Our team, almost entirely the same from previous seasons (except for the netminder), promptly won our division. Given where we had started a few years earlier-the Brown Bombers, crapping all over the field-it was a turnaround that I still feel ranks up there with the greatest in the history of sport.
From that success, a neighboring “select” team poached half our team’s players. Kids who had played with classmates all through elementary school were split up, and there were plenty of bad feelings. I was the last player siphoned onto the “good” team, where I got cool pro-style jerseys (home AND away) with my name on the back. Winning mattered, a lot. I was the worst player on the team, barely played (certainly not in goal) and was miserable.
Soccer was ruined for me. I lasted another season or two, then quit the sport entirely, just as we got to the age when the vortex of competitive sports merges with puberty and turns a bunch of potentially good kids into future bros.
* * *
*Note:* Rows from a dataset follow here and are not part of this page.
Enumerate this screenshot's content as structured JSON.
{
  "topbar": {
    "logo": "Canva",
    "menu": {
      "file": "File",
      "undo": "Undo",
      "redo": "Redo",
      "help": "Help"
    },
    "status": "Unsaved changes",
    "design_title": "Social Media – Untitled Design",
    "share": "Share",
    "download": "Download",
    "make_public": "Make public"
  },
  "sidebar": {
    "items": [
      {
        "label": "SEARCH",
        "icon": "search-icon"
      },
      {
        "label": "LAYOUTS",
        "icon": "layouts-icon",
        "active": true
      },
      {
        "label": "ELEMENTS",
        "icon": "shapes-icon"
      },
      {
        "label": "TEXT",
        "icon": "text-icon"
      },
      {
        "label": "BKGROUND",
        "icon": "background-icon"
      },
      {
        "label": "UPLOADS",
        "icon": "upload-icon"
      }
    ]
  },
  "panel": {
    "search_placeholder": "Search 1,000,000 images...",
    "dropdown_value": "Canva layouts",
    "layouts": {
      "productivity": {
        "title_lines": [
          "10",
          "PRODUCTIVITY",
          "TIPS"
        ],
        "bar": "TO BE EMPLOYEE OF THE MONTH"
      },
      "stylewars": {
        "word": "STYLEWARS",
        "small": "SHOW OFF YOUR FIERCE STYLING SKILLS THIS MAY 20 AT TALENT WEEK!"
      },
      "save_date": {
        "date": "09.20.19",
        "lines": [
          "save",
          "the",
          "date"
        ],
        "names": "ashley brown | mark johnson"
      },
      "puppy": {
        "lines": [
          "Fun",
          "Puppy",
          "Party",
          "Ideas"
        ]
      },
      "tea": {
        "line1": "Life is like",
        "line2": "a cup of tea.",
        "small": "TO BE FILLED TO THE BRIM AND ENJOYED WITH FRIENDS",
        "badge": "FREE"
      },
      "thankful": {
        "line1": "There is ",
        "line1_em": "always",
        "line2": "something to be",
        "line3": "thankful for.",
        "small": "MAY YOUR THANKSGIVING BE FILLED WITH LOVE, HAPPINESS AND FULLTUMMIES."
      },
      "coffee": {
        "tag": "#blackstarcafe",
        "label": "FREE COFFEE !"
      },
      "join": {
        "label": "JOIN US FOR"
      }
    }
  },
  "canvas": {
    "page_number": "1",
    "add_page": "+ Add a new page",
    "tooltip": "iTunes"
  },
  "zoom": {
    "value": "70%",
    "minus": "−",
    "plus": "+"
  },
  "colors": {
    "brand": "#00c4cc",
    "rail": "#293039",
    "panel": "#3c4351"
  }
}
I am freaked out that this tectonic shift that happened for me right around age 11 and 12 now happens to kids at age 7 or 8-and, increasingly, much younger. Looking back, that first year I played organized soccer, being the worst 8-year-old goalie in the world, might just turn out to be the most cherished sports memory of my life. I wouldn’t trade it for any level of greater success as a soccer player as I got older.
My older son has just turned 4. We had him in a kiddie soccer class last year that he really enjoyed-the emphasis was simply (and appropriately) on developing a love for the sport, for playing with other kids, for listening to coaches. Last weekend, I made sure to show him the missed save by Robert Green, promising myself that, for fun, the two of us would recreate it with me in the park: him playing Clint Dempsey, me playing Robert Green. I think I can pull it off pretty convincingly.
Dan Shanoff is a Brooklyn-based writer and parent-that really narrows it down-and, for lack of a better phrase, “media industry consultant.” He previously wrote here about going on a third date with his future wife… in Italy.